• [WORK REQUEST] Keep the text of the data exactly as it is and omit each picture from the copy.

(Web page and app entries)
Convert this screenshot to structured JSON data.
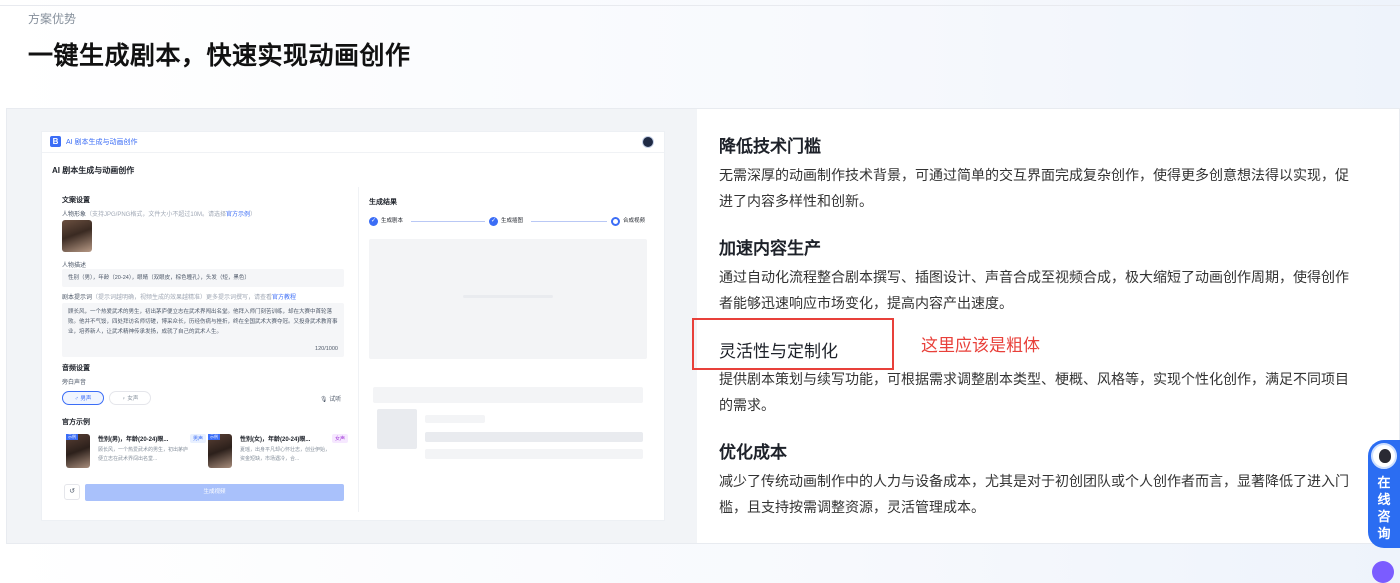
{
  "section": {
    "eyebrow": "方案优势",
    "headline": "一键生成剧本，快速实现动画创作"
  },
  "preview": {
    "app_logo": "B",
    "app_title": "AI 剧本生成与动画创作",
    "page_heading": "AI 剧本生成与动画创作",
    "left": {
      "copy_settings": "文案设置",
      "character_image": "人物形象",
      "character_image_hint": "（支持JPG/PNG格式，文件大小不超过10M。请选择",
      "official_example_link": "官方示例",
      "character_image_hint_end": "）",
      "character_desc_label": "人物描述",
      "character_desc_value": "性别（男），年龄（20-24），眼睛（双眼皮，棕色瞳孔），头发（短，黑色）",
      "script_prompt_label": "剧本提示词",
      "script_prompt_hint": "（提示词越明确，视频生成的效果越精准）更多提示词撰写，请查看",
      "official_tutorial_link": "官方教程",
      "script_prompt_value": "顾长风，一个热爱武术的男生，初出茅庐便立志在武术界闯出名堂。他拜入师门刻苦训练，却在大赛中首轮落败。他并不气馁，四处拜访名师切磋，博采众长，历经伤病与挫折，终在全国武术大赛夺冠。又投身武术教育事业，培养新人，让武术精神传承发扬，成就了自己的武术人生。",
      "char_count": "120/1000",
      "audio_settings": "音频设置",
      "narration_voice": "旁白声音",
      "male_voice": "男声",
      "female_voice": "女声",
      "trial_listen": "试听",
      "official_examples": "官方示例",
      "examples": [
        {
          "tag": "示例",
          "title": "性别(男)，年龄(20-24)眼...",
          "desc": "顾长风，一个热爱武术的男生，初出茅庐便立志在武术界闯出名堂...",
          "badge": "男声"
        },
        {
          "tag": "示例",
          "title": "性别(女)，年龄(20-24)眼...",
          "desc": "夏瑶，出身平凡却心怀壮志，创业伊始，资金短缺，市场遇冷，合...",
          "badge": "女声"
        }
      ],
      "generate_button": "生成视频"
    },
    "right": {
      "result_title": "生成结果",
      "steps": [
        "生成剧本",
        "生成插图",
        "合成视频"
      ]
    }
  },
  "features": [
    {
      "title": "降低技术门槛",
      "desc": "无需深厚的动画制作技术背景，可通过简单的交互界面完成复杂创作，使得更多创意想法得以实现，促进了内容多样性和创新。"
    },
    {
      "title": "加速内容生产",
      "desc": "通过自动化流程整合剧本撰写、插图设计、声音合成至视频合成，极大缩短了动画创作周期，使得创作者能够迅速响应市场变化，提高内容产出速度。"
    },
    {
      "title": "灵活性与定制化",
      "desc": "提供剧本策划与续写功能，可根据需求调整剧本类型、梗概、风格等，实现个性化创作，满足不同项目的需求。"
    },
    {
      "title": "优化成本",
      "desc": "减少了传统动画制作中的人力与设备成本，尤其是对于初创团队或个人创作者而言，显著降低了进入门槛，且支持按需调整资源，灵活管理成本。"
    }
  ],
  "annotation": {
    "note": "这里应该是粗体",
    "color": "#e8403a"
  },
  "consult": {
    "label": "在线咨询"
  },
  "colors": {
    "accent": "#3b6df6",
    "consult": "#2b6df2"
  }
}
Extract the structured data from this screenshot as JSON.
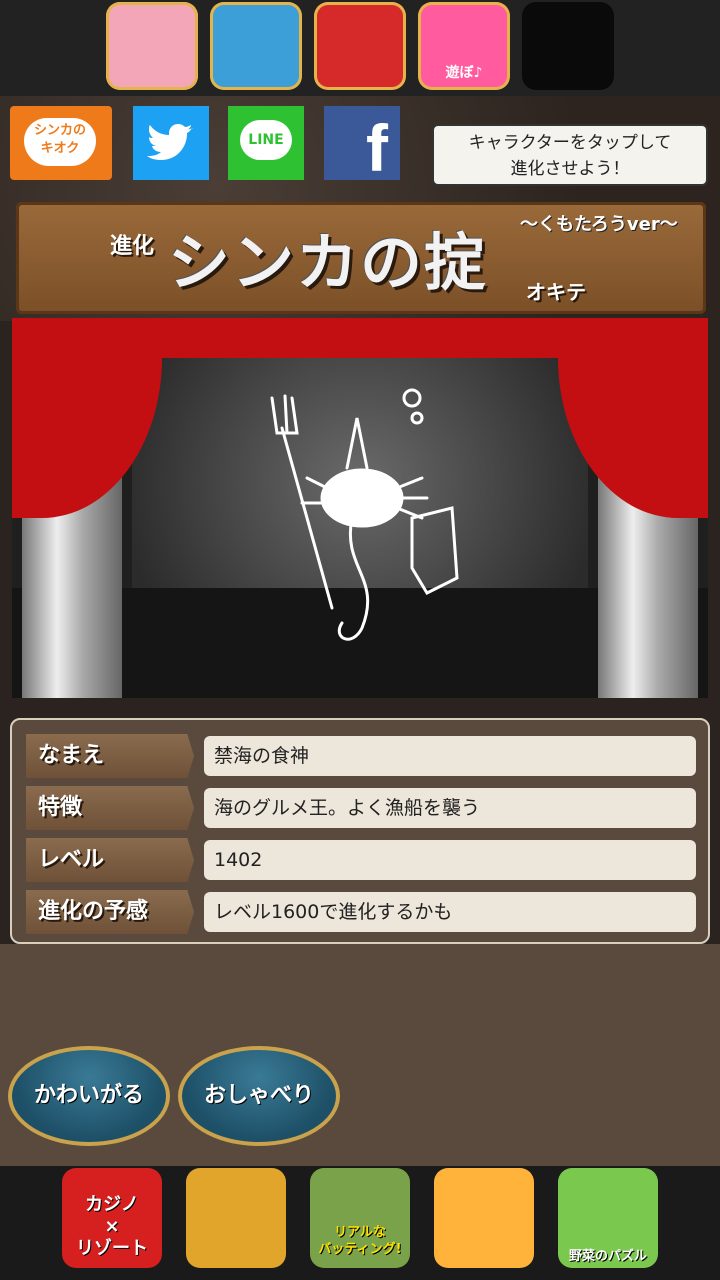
{
  "top_apps": [
    {
      "name": "app-princess",
      "color": "#f3a6b8",
      "label": ""
    },
    {
      "name": "app-panda-bubble",
      "color": "#3c9fd8",
      "label": ""
    },
    {
      "name": "app-red-dragon",
      "color": "#d62a2a",
      "label": ""
    },
    {
      "name": "app-asobo",
      "color": "#ff5b9e",
      "label": "遊ぼ♪"
    },
    {
      "name": "app-jelly",
      "color": "#0a0a0a",
      "label": ""
    }
  ],
  "share": {
    "memory_label": "シンカの\nキオク",
    "twitter_icon": "twitter-bird-icon",
    "line_label": "LINE",
    "facebook_label": "f"
  },
  "tip": {
    "text": "キャラクターをタップして\n進化させよう！"
  },
  "title": {
    "prefix": "進化",
    "main": "シンカの掟",
    "ver": "〜くもたろうver〜",
    "okite": "オキテ"
  },
  "info": {
    "rows": [
      {
        "label": "なまえ",
        "value": "禁海の食神"
      },
      {
        "label": "特徴",
        "value": "海のグルメ王。よく漁船を襲う"
      },
      {
        "label": "レベル",
        "value": "1402"
      },
      {
        "label": "進化の予感",
        "value": "レベル1600で進化するかも"
      }
    ]
  },
  "actions": {
    "pet_label": "かわいがる",
    "talk_label": "おしゃべり"
  },
  "bottom_apps": [
    {
      "name": "app-casino",
      "color": "#d61f1f",
      "label": "カジノ\n×\nリゾート"
    },
    {
      "name": "app-dragon",
      "color": "#e0a52a",
      "label": ""
    },
    {
      "name": "app-batting",
      "color": "#7aa24a",
      "label": "リアルな\nバッティング!"
    },
    {
      "name": "app-knight",
      "color": "#ffb33a",
      "label": ""
    },
    {
      "name": "app-veggie",
      "color": "#7ac94e",
      "label": "野菜のパズル"
    }
  ]
}
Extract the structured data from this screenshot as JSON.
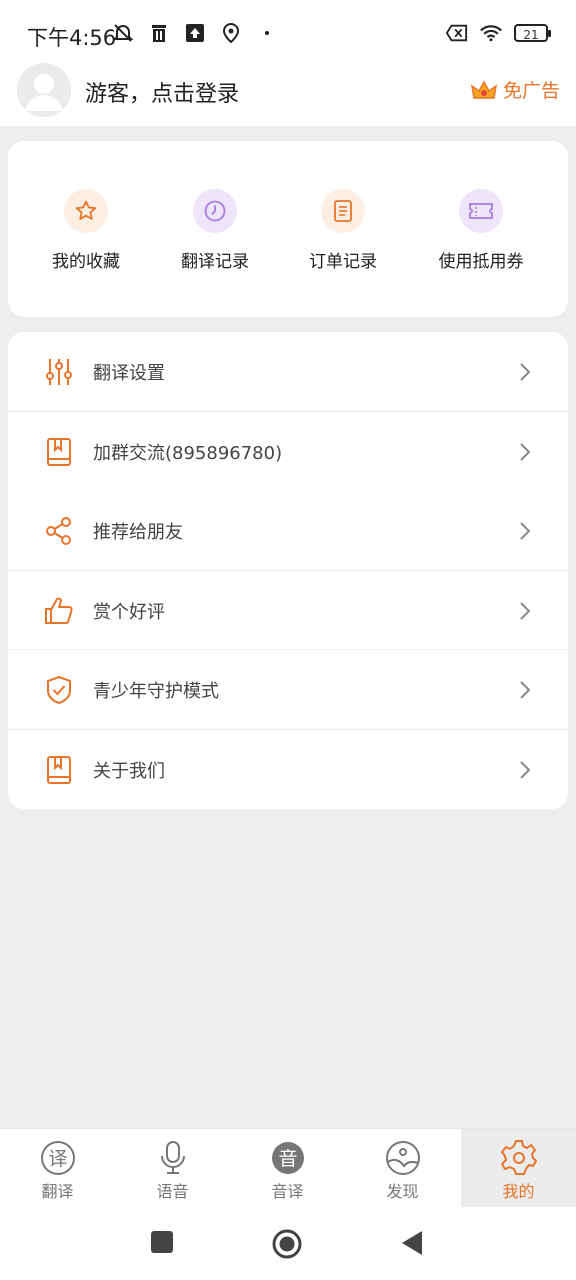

• [OUTPUT BELOW]
Convert this screenshot to structured JSON data.
{
  "section": {
    "eyebrow": "方案优势",
    "headline": "一键生成剧本，快速实现动画创作"
  },
  "preview": {
    "app_logo": "B",
    "app_title": "AI 剧本生成与动画创作",
    "page_heading": "AI 剧本生成与动画创作",
    "left": {
      "copy_settings": "文案设置",
      "character_image": "人物形象",
      "character_image_hint": "（支持JPG/PNG格式，文件大小不超过10M。请选择",
      "official_example_link": "官方示例",
      "character_image_hint_end": "）",
      "character_desc_label": "人物描述",
      "character_desc_value": "性别（男），年龄（20-24），眼睛（双眼皮，棕色瞳孔），头发（短，黑色）",
      "script_prompt_label": "剧本提示词",
      "script_prompt_hint": "（提示词越明确，视频生成的效果越精准）更多提示词撰写，请查看",
      "official_tutorial_link": "官方教程",
      "script_prompt_value": "顾长风，一个热爱武术的男生，初出茅庐便立志在武术界闯出名堂。他拜入师门刻苦训练，却在大赛中首轮落败。他并不气馁，四处拜访名师切磋，博采众长，历经伤病与挫折，终在全国武术大赛夺冠。又投身武术教育事业，培养新人，让武术精神传承发扬，成就了自己的武术人生。",
      "char_count": "120/1000",
      "audio_settings": "音频设置",
      "narration_voice": "旁白声音",
      "male_voice": "男声",
      "female_voice": "女声",
      "trial_listen": "试听",
      "official_examples": "官方示例",
      "examples": [
        {
          "tag": "示例",
          "title": "性别(男)，年龄(20-24)眼...",
          "desc": "顾长风，一个热爱武术的男生，初出茅庐便立志在武术界闯出名堂...",
          "badge": "男声"
        },
        {
          "tag": "示例",
          "title": "性别(女)，年龄(20-24)眼...",
          "desc": "夏瑶，出身平凡却心怀壮志，创业伊始，资金短缺，市场遇冷，合...",
          "badge": "女声"
        }
      ],
      "generate_button": "生成视频"
    },
    "right": {
      "result_title": "生成结果",
      "steps": [
        "生成剧本",
        "生成插图",
        "合成视频"
      ]
    }
  },
  "features": [
    {
      "title": "降低技术门槛",
      "desc": "无需深厚的动画制作技术背景，可通过简单的交互界面完成复杂创作，使得更多创意想法得以实现，促进了内容多样性和创新。"
    },
    {
      "title": "加速内容生产",
      "desc": "通过自动化流程整合剧本撰写、插图设计、声音合成至视频合成，极大缩短了动画创作周期，使得创作者能够迅速响应市场变化，提高内容产出速度。"
    },
    {
      "title": "灵活性与定制化",
      "desc": "提供剧本策划与续写功能，可根据需求调整剧本类型、梗概、风格等，实现个性化创作，满足不同项目的需求。"
    },
    {
      "title": "优化成本",
      "desc": "减少了传统动画制作中的人力与设备成本，尤其是对于初创团队或个人创作者而言，显著降低了进入门槛，且支持按需调整资源，灵活管理成本。"
    }
  ],
  "annotation": {
    "note": "这里应该是粗体",
    "color": "#e8403a"
  },
  "consult": {
    "label": "在线咨询"
  },
  "colors": {
    "accent": "#3b6df6",
    "consult": "#2b6df2"
  }
}
Extract the structured data from this screenshot as JSON.
{
  "top_apps": [
    {
      "name": "app-princess",
      "color": "#f3a6b8",
      "label": ""
    },
    {
      "name": "app-panda-bubble",
      "color": "#3c9fd8",
      "label": ""
    },
    {
      "name": "app-red-dragon",
      "color": "#d62a2a",
      "label": ""
    },
    {
      "name": "app-asobo",
      "color": "#ff5b9e",
      "label": "遊ぼ♪"
    },
    {
      "name": "app-jelly",
      "color": "#0a0a0a",
      "label": ""
    }
  ],
  "share": {
    "memory_label": "シンカの\nキオク",
    "twitter_icon": "twitter-bird-icon",
    "line_label": "LINE",
    "facebook_label": "f"
  },
  "tip": {
    "text": "キャラクターをタップして\n進化させよう！"
  },
  "title": {
    "prefix": "進化",
    "main": "シンカの掟",
    "ver": "〜くもたろうver〜",
    "okite": "オキテ"
  },
  "info": {
    "rows": [
      {
        "label": "なまえ",
        "value": "禁海の食神"
      },
      {
        "label": "特徴",
        "value": "海のグルメ王。よく漁船を襲う"
      },
      {
        "label": "レベル",
        "value": "1402"
      },
      {
        "label": "進化の予感",
        "value": "レベル1600で進化するかも"
      }
    ]
  },
  "actions": {
    "pet_label": "かわいがる",
    "talk_label": "おしゃべり"
  },
  "bottom_apps": [
    {
      "name": "app-casino",
      "color": "#d61f1f",
      "label": "カジノ\n×\nリゾート"
    },
    {
      "name": "app-dragon",
      "color": "#e0a52a",
      "label": ""
    },
    {
      "name": "app-batting",
      "color": "#7aa24a",
      "label": "リアルな\nバッティング!"
    },
    {
      "name": "app-knight",
      "color": "#ffb33a",
      "label": ""
    },
    {
      "name": "app-veggie",
      "color": "#7ac94e",
      "label": "野菜のパズル"
    }
  ]
}
Extract the structured data from this screenshot as JSON.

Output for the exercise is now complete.